Daily listening Saturday 4th July

Louise Farrenc ( 1804 – 1875) was a French composer, virtuoso pianist and teacher. She studied piano from a young age, and after becoming interested in composing she applied for the prestigious Paris Conservatory, aged 15. She became one of a handful of 19th century women who enjoyed success during their time, rising to prominence in the male dominated world of 19th century music by virtue of her talent and her family’s encouragement and support.

Despite not having the popular profile or pay of her male composer counterparts, Louise Farrenc never gave up writing music. She often protested to the authorities, trying to gain equality for nearly a decade. Louise eventually won her battle for equal pay. In 1842 she became the only woman to be appointed to the position of professor at the Paris Conservatory in the 19th century – the only such appointment for a woman for the entire 19th century. 

In 1840, she wrote the All Things Considered theme: Louise Farrenc ...

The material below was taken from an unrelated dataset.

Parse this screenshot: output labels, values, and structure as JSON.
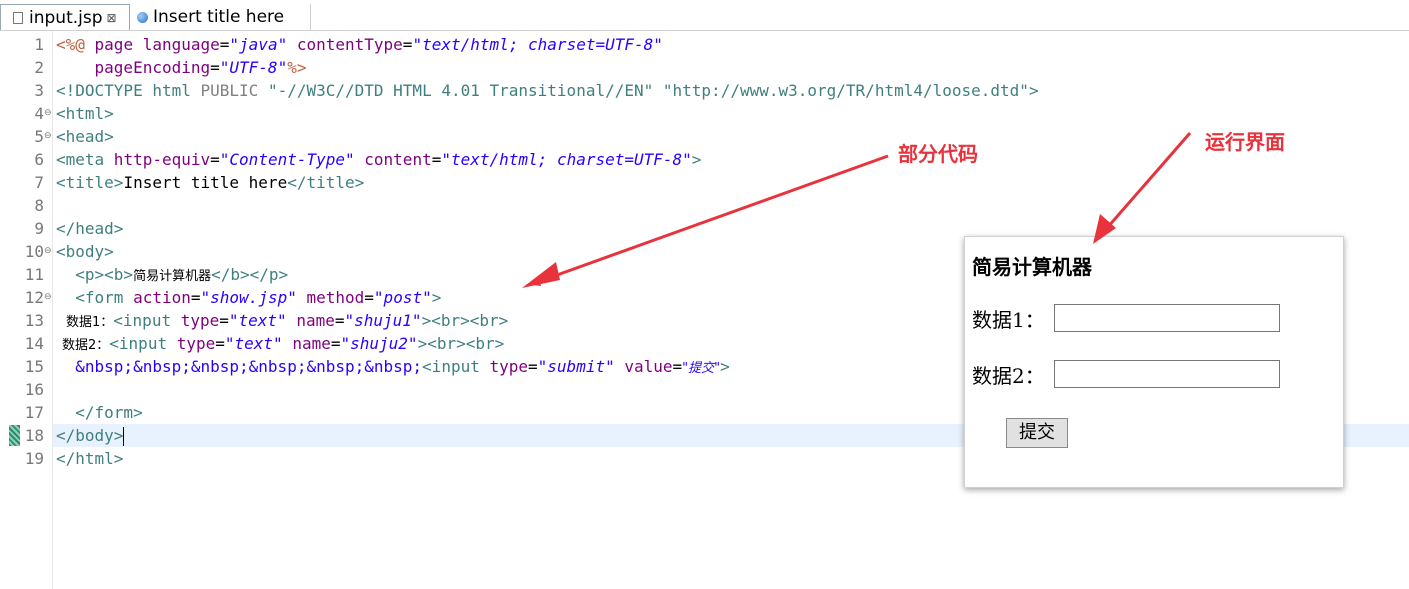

In 1830, Farrenc produced an important collection of 30 etudes for solo piano. An etude is a short musical composition, typically for one instrument, designed as an exercise to improve the technique or demonstrate the skill of the player. Farrenc wrote these etudes in all the major and minor key signatures. Key signatures show the key in which the music has been written. The choice of key signature sets the tone for a piece of music.